Softly As I Leave You, by the Dutch team of Paul Lightfoot and Sol León, returned for a second run with Morphoses, featuring Drew Jacoby and Rubinald Pronk in expressionistic solos of personal angst and a seduction duet. Trapped in a narrow box at the beginning, Jacoby escaped, then lured Pronk into the booth. She was scrambling along the outside of it when the lights went out.
Alexei Ratmansky’s Boléro wasn’t new, but it confirmed the choreographer’s great gift for combining craft with human warmth and kinship. I thought dances to Ravel’s Boléro ought to be banned forever. Those kitschy 15 minutes of variations on a theme of RUMP-pa pa pa paahhhRump.RUMP-pa pa pa nag at me for days afterward like a twisted ankle. But Ratmansky’s dance created a visual analogy to the way the insistent ground bass holds the whole musical structure together.
The dancers, only six of them, formed a unison coalition at the beginning. In ones and twos, they broke away to dance independently, but they always returned to the group, remnants of which seemed to be in motion somewhere in the background all the time. This sounds like any standard piece of ensemble choreography, but it’s the way Ratmansky engineers these comings and goings that makes them seem like casual, social passages instead of platforms to display dancing.

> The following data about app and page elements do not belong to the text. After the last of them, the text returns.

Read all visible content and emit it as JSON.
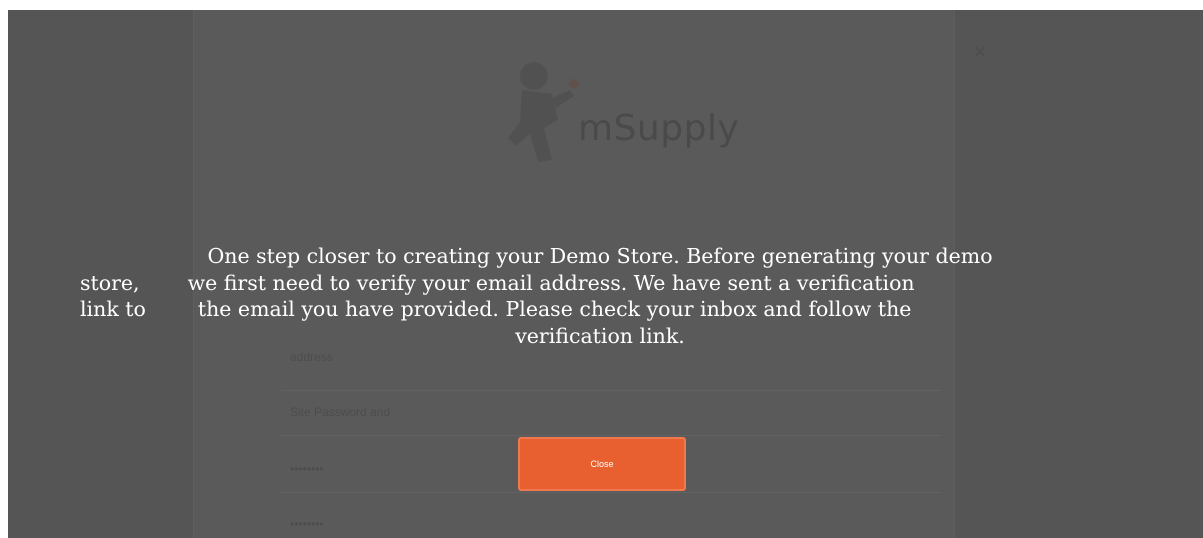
{
  "background": {
    "logo_text": "mSupply",
    "fields": [
      "address",
      "Site Password and",
      "••••••••",
      "••••••••"
    ],
    "close_glyph": "×"
  },
  "dialog": {
    "message_line1": "One step closer to creating your Demo Store. Before generating your demo",
    "message_line2_a": "store,",
    "message_line2_b": "we first need to verify your email address. We have sent a verification",
    "message_line3_a": "link to",
    "message_line3_b": "the email you have provided. Please check your inbox and follow the",
    "message_line4": "verification link.",
    "close_label": "Close"
  },
  "colors": {
    "overlay": "#555555",
    "accent": "#e8602f"
  }
}
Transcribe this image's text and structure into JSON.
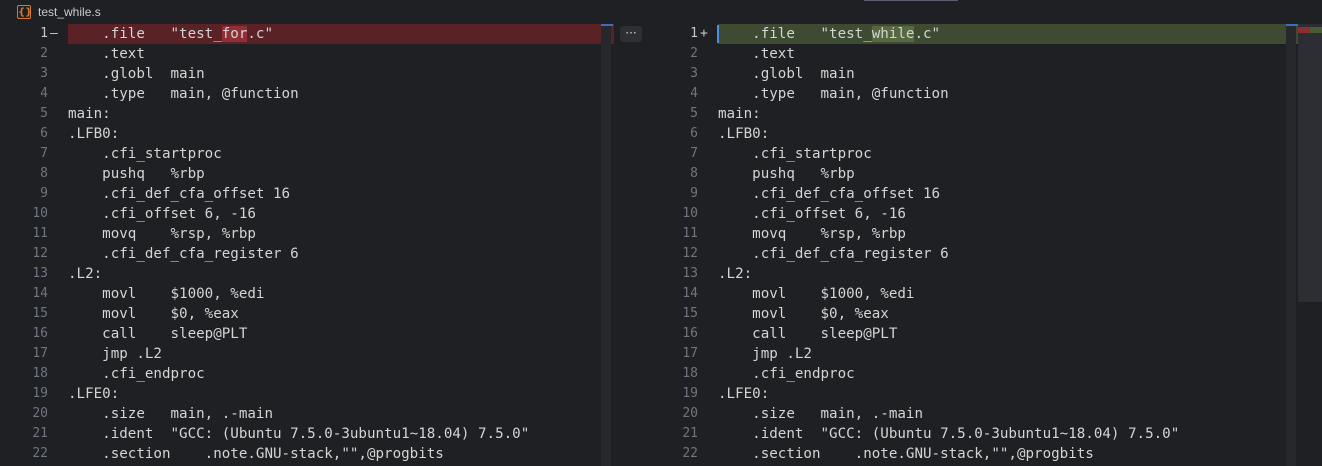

It’s the way he makes the individuals reflect or contrast with the group while reminding us always that they’re part of a bigger community that marks him as an original.
, John Cage, Dance, Igor Fyodorovitch Stravinsky, More